4> GIANT ROBO: THE DAY THE EARTH STOOD STILL
EPIC. GIANT ROBO is just... isanely epic. It's so grandiose, with it's massive symphonic score, breakneck pace, and mind bending visuals (the Eifel Tower twisted and snarled, as Paris is riped apart as a choir cries, "DIESE IRADE!", and the Eye of Volger looks impassionately overhead). Heroic sacrafice, tragic deaths, savage betrayals, hidden agendas, family secrets, heroic destinies; GIANT ROBO has fucking EVERYTHING. It's just insane, frantic, pulpy, fun and excitement, and I just keep going back for me and more.
There's actually a whole lot of stuff I can put on this list, but I do actually have 5 things that edge out just about everything else in the world, and AKIRA is one of them. AKIRA is something I saw very early on in my early exploration of anime, back when all that was available to me was VHS recordings I had my aunt and uncle make when they had a US Satellite. WAAAAAAY back when the SCI-FI Channel was doing SATURDAY ANIME. Yeah it was cut and yeah it was censored for languege, but that didn't affect my fasination with this movie, and the subsequent fasination it sparked for more of it's like and for the culture that spawned it.

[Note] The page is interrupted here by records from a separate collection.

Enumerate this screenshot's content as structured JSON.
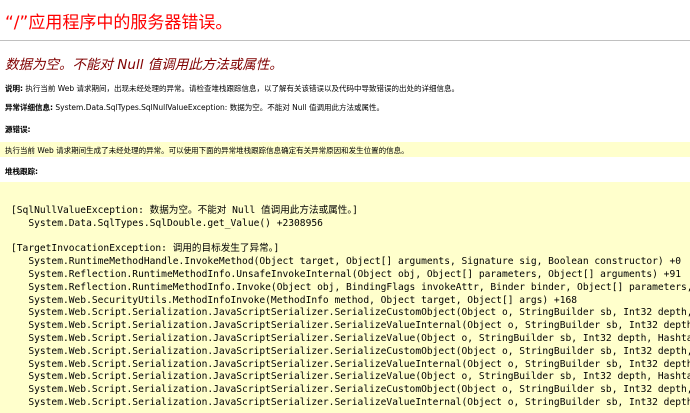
{
  "title": "“/”应用程序中的服务器错误。",
  "error_message": "数据为空。不能对 Null 值调用此方法或属性。",
  "description": {
    "label": "说明:",
    "text": " 执行当前 Web 请求期间，出现未经处理的异常。请检查堆栈跟踪信息，以了解有关该错误以及代码中导致错误的出处的详细信息。"
  },
  "exception_details": {
    "label": "异常详细信息:",
    "text": " System.Data.SqlTypes.SqlNullValueException: 数据为空。不能对 Null 值调用此方法或属性。"
  },
  "source_error": {
    "label": "源错误:",
    "text": "执行当前 Web 请求期间生成了未经处理的异常。可以使用下面的异常堆栈跟踪信息确定有关异常原因和发生位置的信息。"
  },
  "stack_trace": {
    "label": "堆栈跟踪:",
    "blocks": [
      {
        "header": "[SqlNullValueException: 数据为空。不能对 Null 值调用此方法或属性。]",
        "frames": [
          "   System.Data.SqlTypes.SqlDouble.get_Value() +2308956"
        ]
      },
      {
        "header": "[TargetInvocationException: 调用的目标发生了异常。]",
        "frames": [
          "   System.RuntimeMethodHandle.InvokeMethod(Object target, Object[] arguments, Signature sig, Boolean constructor) +0",
          "   System.Reflection.RuntimeMethodInfo.UnsafeInvokeInternal(Object obj, Object[] parameters, Object[] arguments) +91",
          "   System.Reflection.RuntimeMethodInfo.Invoke(Object obj, BindingFlags invokeAttr, Binder binder, Object[] parameters,",
          "   System.Web.SecurityUtils.MethodInfoInvoke(MethodInfo method, Object target, Object[] args) +168",
          "   System.Web.Script.Serialization.JavaScriptSerializer.SerializeCustomObject(Object o, StringBuilder sb, Int32 depth,",
          "   System.Web.Script.Serialization.JavaScriptSerializer.SerializeValueInternal(Object o, StringBuilder sb, Int32 depth,",
          "   System.Web.Script.Serialization.JavaScriptSerializer.SerializeValue(Object o, StringBuilder sb, Int32 depth, Hashtab",
          "   System.Web.Script.Serialization.JavaScriptSerializer.SerializeCustomObject(Object o, StringBuilder sb, Int32 depth,",
          "   System.Web.Script.Serialization.JavaScriptSerializer.SerializeValueInternal(Object o, StringBuilder sb, Int32 depth,",
          "   System.Web.Script.Serialization.JavaScriptSerializer.SerializeValue(Object o, StringBuilder sb, Int32 depth, Hashtab",
          "   System.Web.Script.Serialization.JavaScriptSerializer.SerializeCustomObject(Object o, StringBuilder sb, Int32 depth,",
          "   System.Web.Script.Serialization.JavaScriptSerializer.SerializeValueInternal(Object o, StringBuilder sb, Int32 depth,"
        ]
      }
    ]
  }
}
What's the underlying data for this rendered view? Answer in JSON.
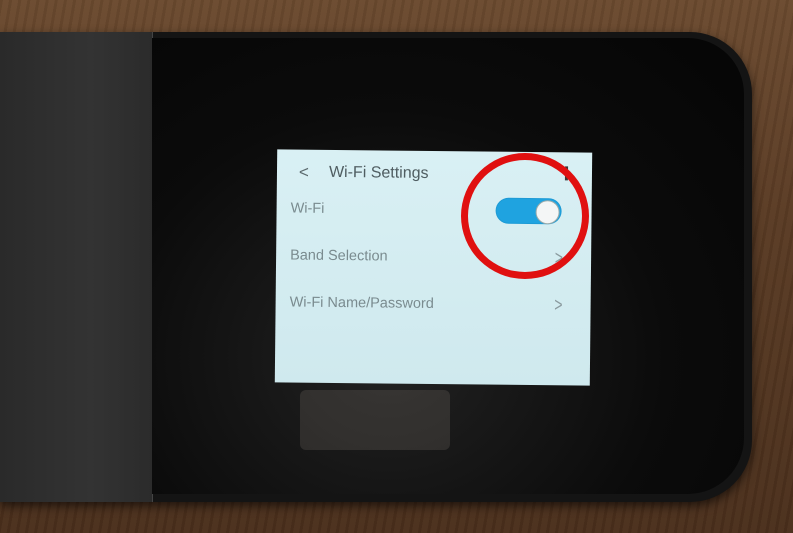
{
  "screen": {
    "header": {
      "back_glyph": "<",
      "title": "Wi-Fi Settings"
    },
    "rows": [
      {
        "label": "Wi-Fi",
        "control": "toggle",
        "on": true
      },
      {
        "label": "Band Selection",
        "chevron": ">"
      },
      {
        "label": "Wi-Fi Name/Password",
        "chevron": ">"
      }
    ]
  },
  "annotation": {
    "color": "#e01010",
    "shape": "circle",
    "target": "Wi-Fi toggle"
  },
  "colors": {
    "toggle_on": "#1fa3e0",
    "screen_bg": "#d4edf2"
  }
}
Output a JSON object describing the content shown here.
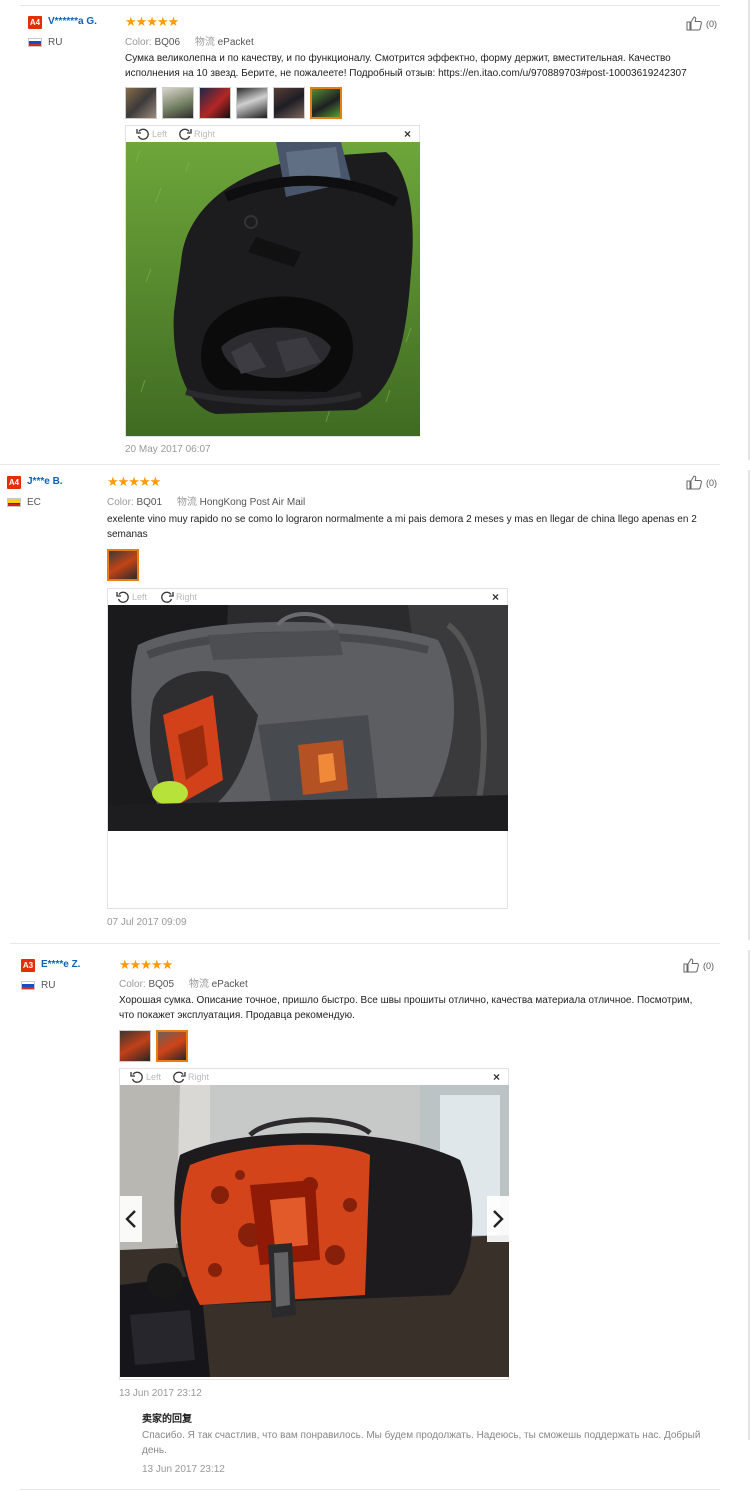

The detail in the art, the audacity and ambition of the animation, and just how fucking COOL psychic power battle could be... it was unlike anything I'd ever seen before, and is unmatched to this day in a number of respects... even by it's own creator. AKIRA is a very tough act to follow.
Game set and MATCH, Butcher.